The Bulldogs beat out Tennessee for a bid to the Capital One Bowl on Sunday, where they will play No. 12 Purdue.
A day earlier, they lost to LSU 34-13 in the Southeastern Conference championship game, a victory that propelled the Tigers to the Sugar Bowl, where they will meet Oklahoma.
The winner in New Orleans on Jan. 4 automatically captures the coaches’ title under the Bowl Championship Series format.
Tom Mickle, executive director of the Capital One Bowl, wouldn’t release the final tally, but he said the vote between Georgia and the Volunteers was “close.”
The Bulldogs beat Tennessee 41-14 in the regular season.
“The key to the decision by the selection committee was head-to-head competition,” Mickle said. “Georgia shouldn’t be penalized for making it to the championship game and losing to an opponent that’s going to play for the national championship.”
The Bulldogs, who dropped six spots in the AP poll, are in the Capital One Bowl for the first time since 1993. Tennessee settled for a trip to the Peach Bowl for the second straight year.
“From what I’ve heard, it’s the best bowl for a team,” Georgia coach Mark Richt said. “It’s the best bowl for coaches with family, and we’ve probably got about 35 kids on our staff.”
The uncertainly about where the Bulldogs were going came after their worst performance of the season. LSU finished with 293 yards rushing — including a championship game-record 201 yards by Justin Vincent — and outgained the Bulldogs 444-249.
The Tigers sprinted to a 17-0 lead in the first half, the biggest deficit Georgia had faced all season.
“We fought hard, but it wasn’t good enough to make it a closer game,” Richt said. “They dominated the entire game. When we did move the ball, they did a great job of stealing momentum back like great champions do.”
In the immediate aftermath, Richt wasn’t sure where Georgia might wind up playing.
“We didn’t have any certainty,” he said. “As I talked to the team after the game, I told them the season’s not over. It felt like the season was over, because our goal was to win the SEC.
“But we’ve got one more game, and whatever bowl gives us an invitation, we need to be thankful for that.
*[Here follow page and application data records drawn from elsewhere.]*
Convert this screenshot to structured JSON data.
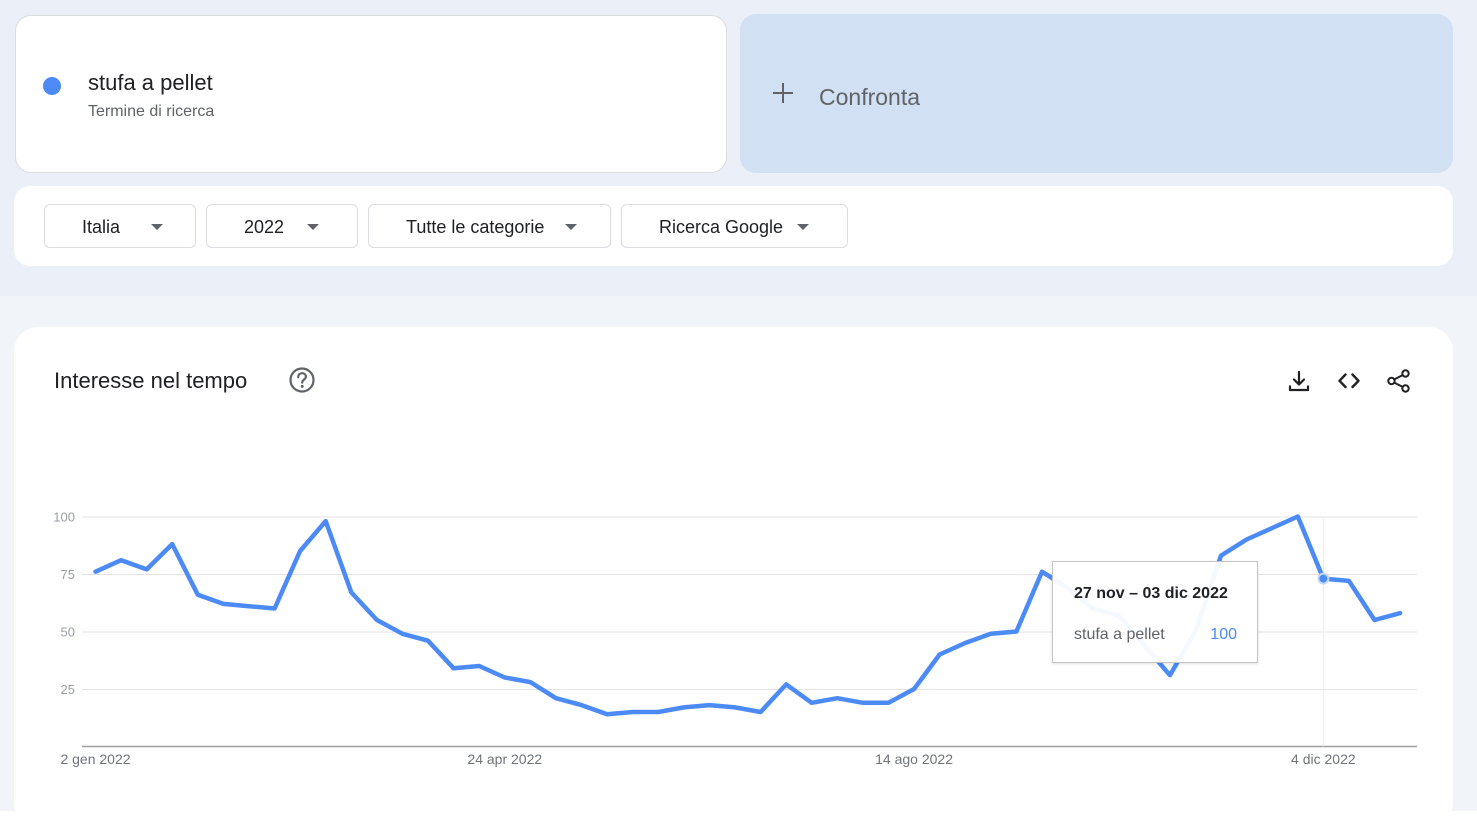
{
  "term": {
    "name": "stufa a pellet",
    "subtitle": "Termine di ricerca",
    "color": "#4c8bf5"
  },
  "compare": {
    "icon": "plus-icon",
    "label": "Confronta"
  },
  "filters": [
    {
      "label": "Italia",
      "icon": "caret-down-icon"
    },
    {
      "label": "2022",
      "icon": "caret-down-icon"
    },
    {
      "label": "Tutte le categorie",
      "icon": "caret-down-icon"
    },
    {
      "label": "Ricerca Google",
      "icon": "caret-down-icon"
    }
  ],
  "panel": {
    "title": "Interesse nel tempo",
    "icons": [
      "help-icon",
      "download-icon",
      "embed-code-icon",
      "share-icon"
    ]
  },
  "tooltip": {
    "date": "27 nov – 03 dic 2022",
    "series": "stufa a pellet",
    "value": "100"
  },
  "chart_data": {
    "type": "line",
    "x_labels": [
      "2 gen 2022",
      "24 apr 2022",
      "14 ago 2022",
      "4 dic 2022"
    ],
    "x_label_week_index": [
      0,
      16,
      32,
      48
    ],
    "yticks": [
      25,
      50,
      75,
      100
    ],
    "ylim": [
      0,
      100
    ],
    "grid": true,
    "highlight_week_index": 48,
    "series": [
      {
        "name": "stufa a pellet",
        "color": "#4c8bf5",
        "values": [
          76,
          81,
          77,
          88,
          66,
          62,
          61,
          60,
          85,
          98,
          67,
          55,
          49,
          46,
          34,
          35,
          30,
          28,
          21,
          18,
          14,
          15,
          15,
          17,
          18,
          17,
          15,
          27,
          19,
          21,
          19,
          19,
          25,
          40,
          45,
          49,
          50,
          76,
          69,
          60,
          57,
          44,
          31,
          50,
          83,
          90,
          95,
          100,
          73,
          72,
          55,
          58
        ]
      }
    ]
  }
}
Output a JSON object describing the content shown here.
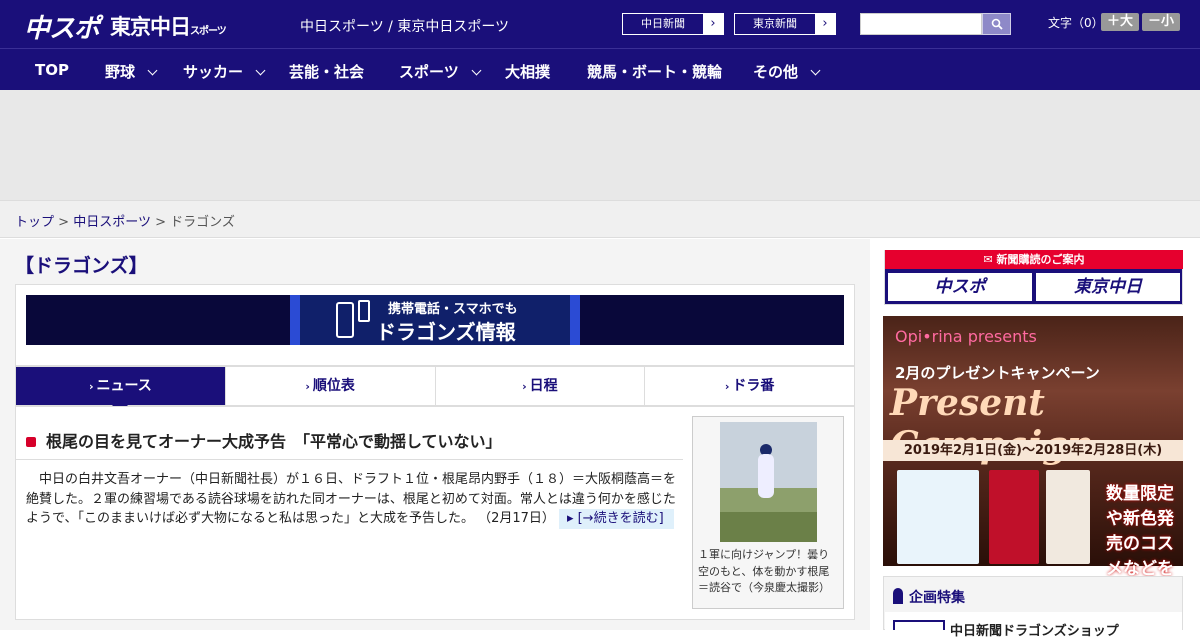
{
  "header": {
    "logo_chuspo": "中スポ",
    "logo_tokyo": "東京中日",
    "logo_tokyo_small": "スポーツ",
    "site_links": "中日スポーツ / 東京中日スポーツ",
    "link_chunichi": "中日新聞",
    "link_tokyo": "東京新聞",
    "search_placeholder": "",
    "font_size_label": "文字（0）",
    "font_bigger": "＋大",
    "font_smaller": "－小"
  },
  "nav": {
    "items": [
      {
        "label": "TOP"
      },
      {
        "label": "野球"
      },
      {
        "label": "サッカー"
      },
      {
        "label": "芸能・社会"
      },
      {
        "label": "スポーツ"
      },
      {
        "label": "大相撲"
      },
      {
        "label": "競馬・ボート・競輪"
      },
      {
        "label": "その他"
      }
    ]
  },
  "breadcrumb": {
    "home": "トップ",
    "section": "中日スポーツ",
    "current": "ドラゴンズ",
    "sep": ">"
  },
  "page": {
    "title": "【ドラゴンズ】"
  },
  "banner": {
    "line1": "携帯電話・スマホでも",
    "line2": "ドラゴンズ情報"
  },
  "tabs": [
    {
      "label": "ニュース"
    },
    {
      "label": "順位表"
    },
    {
      "label": "日程"
    },
    {
      "label": "ドラ番"
    }
  ],
  "article": {
    "title": "根尾の目を見てオーナー大成予告　「平常心で動揺していない」",
    "body": "　中日の白井文吾オーナー（中日新聞社長）が１６日、ドラフト１位・根尾昂内野手（１８）＝大阪桐蔭高＝を絶賛した。２軍の練習場である読谷球場を訪れた同オーナーは、根尾と初めて対面。常人とは違う何かを感じたようで、「このままいけば必ず大物になると私は思った」と大成を予告した。 （2月17日）",
    "read_more": "[→続きを読む]",
    "photo_caption": "１軍に向けジャンプ！曇り空のもと、体を動かす根尾＝読谷で（今泉慶太撮影）"
  },
  "sidebar": {
    "subscribe_header": "新聞購読のご案内",
    "subscribe_logo1": "中スポ",
    "subscribe_logo2": "東京中日",
    "ad_brand": "Opi•rina presents",
    "ad_line1": "2月のプレゼントキャンペーン",
    "ad_line2": "Present Campaign",
    "ad_date": "2019年2月1日(金)～2019年2月28日(木)",
    "ad_promo": "数量限定や新色発売のコスメなどをプレゼント!",
    "feature_title": "企画特集",
    "feature_item": "中日新聞ドラゴンズショップ"
  },
  "colors": {
    "brand_navy": "#1a0f7a",
    "accent_red": "#e6002e"
  }
}
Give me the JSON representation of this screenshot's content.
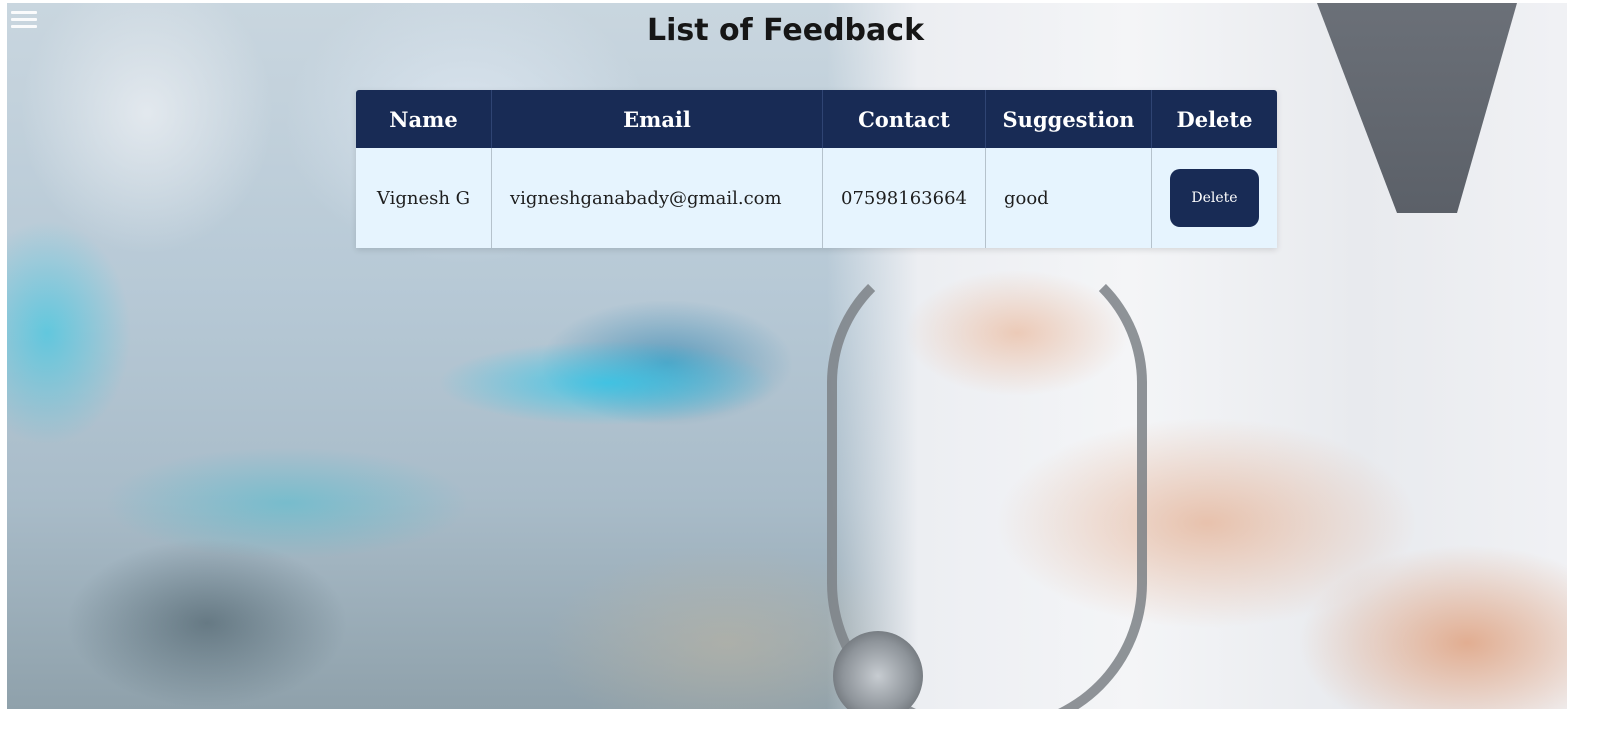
{
  "header": {
    "menu_icon": "hamburger-menu-icon",
    "title": "List of Feedback"
  },
  "table": {
    "columns": [
      "Name",
      "Email",
      "Contact",
      "Suggestion",
      "Delete"
    ],
    "rows": [
      {
        "name": "Vignesh G",
        "email": "vigneshganabady@gmail.com",
        "contact": "07598163664",
        "suggestion": "good",
        "delete_label": "Delete"
      }
    ]
  },
  "colors": {
    "header_bg": "#182b55",
    "row_bg": "#e6f4fe",
    "button_bg": "#182b55"
  }
}
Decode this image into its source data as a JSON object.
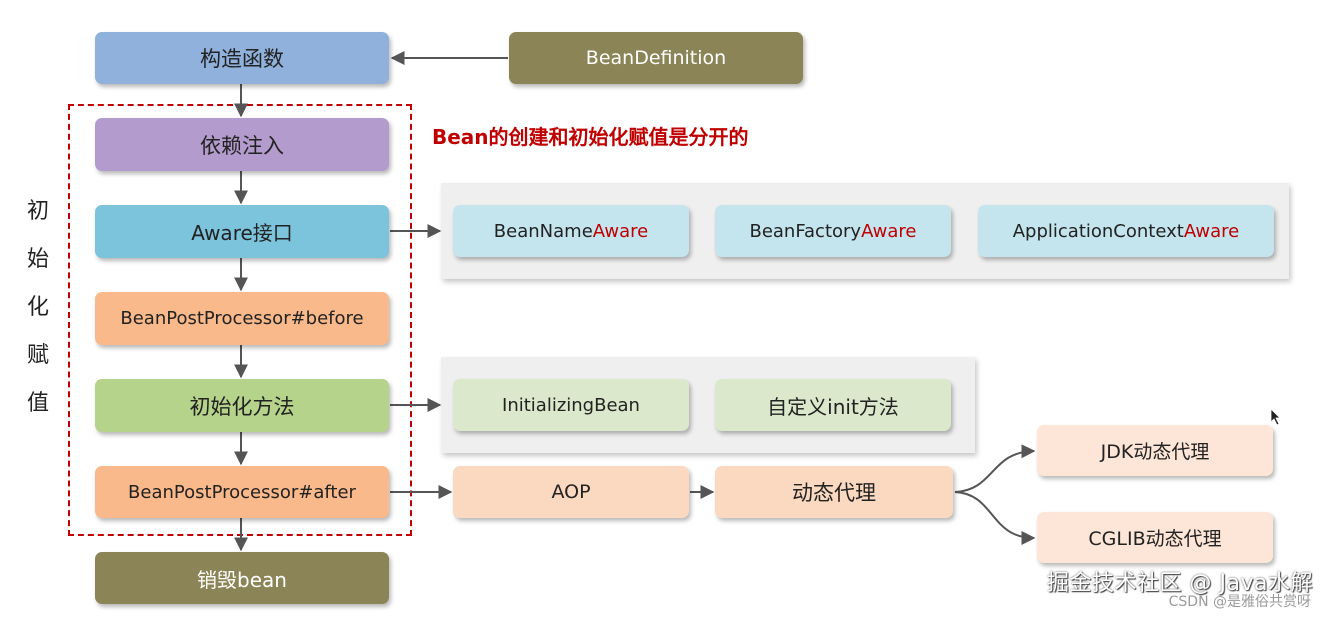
{
  "flow": {
    "constructor": "构造函数",
    "bean_definition": "BeanDefinition",
    "di": "依赖注入",
    "aware": "Aware接口",
    "bpp_before": "BeanPostProcessor#before",
    "init_method": "初始化方法",
    "bpp_after": "BeanPostProcessor#after",
    "destroy": "销毁bean"
  },
  "side_label": [
    "初",
    "始",
    "化",
    "赋",
    "值"
  ],
  "note": "Bean的创建和初始化赋值是分开的",
  "aware_items": [
    {
      "prefix": "BeanName",
      "suffix": "Aware"
    },
    {
      "prefix": "BeanFactory",
      "suffix": "Aware"
    },
    {
      "prefix": "ApplicationContext",
      "suffix": "Aware"
    }
  ],
  "init_items": [
    "InitializingBean",
    "自定义init方法"
  ],
  "aop": {
    "aop": "AOP",
    "dynamic_proxy": "动态代理",
    "jdk": "JDK动态代理",
    "cglib": "CGLIB动态代理"
  },
  "watermark": {
    "main": "掘金技术社区 @ Java水解",
    "sub": "CSDN @是雅俗共赏呀"
  },
  "colors": {
    "blue": "#8fb1dc",
    "olive": "#8b8456",
    "purple": "#b39bcd",
    "cyan": "#7cc3dc",
    "orange": "#f9b98b",
    "green": "#b5d38a",
    "light_cyan": "#c4e4ee",
    "light_green": "#dbe8cb",
    "peach": "#fbd9c0",
    "light_peach": "#fde6d7",
    "accent_red": "#c00000"
  }
}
I really didn’t want to speculate.”
Georgia hasn’t played Purdue since the Outback Bowl on Jan. 1, 2000, when the Bulldogs rallied from 25 points down to win 28-25 in overtime, the biggest comeback in bowl history.
The Boilermakers (9-3) return this year after narrowly beating No. 13 Iowa in a vote by scouts for the bowl.
“You hear about these other teams, but you don’t know how to compare them to anybody, because you never see them,” Georgia quarterback David Greene said. “They might have a different style of play than what we see in the SEC. I think it’s a good thing.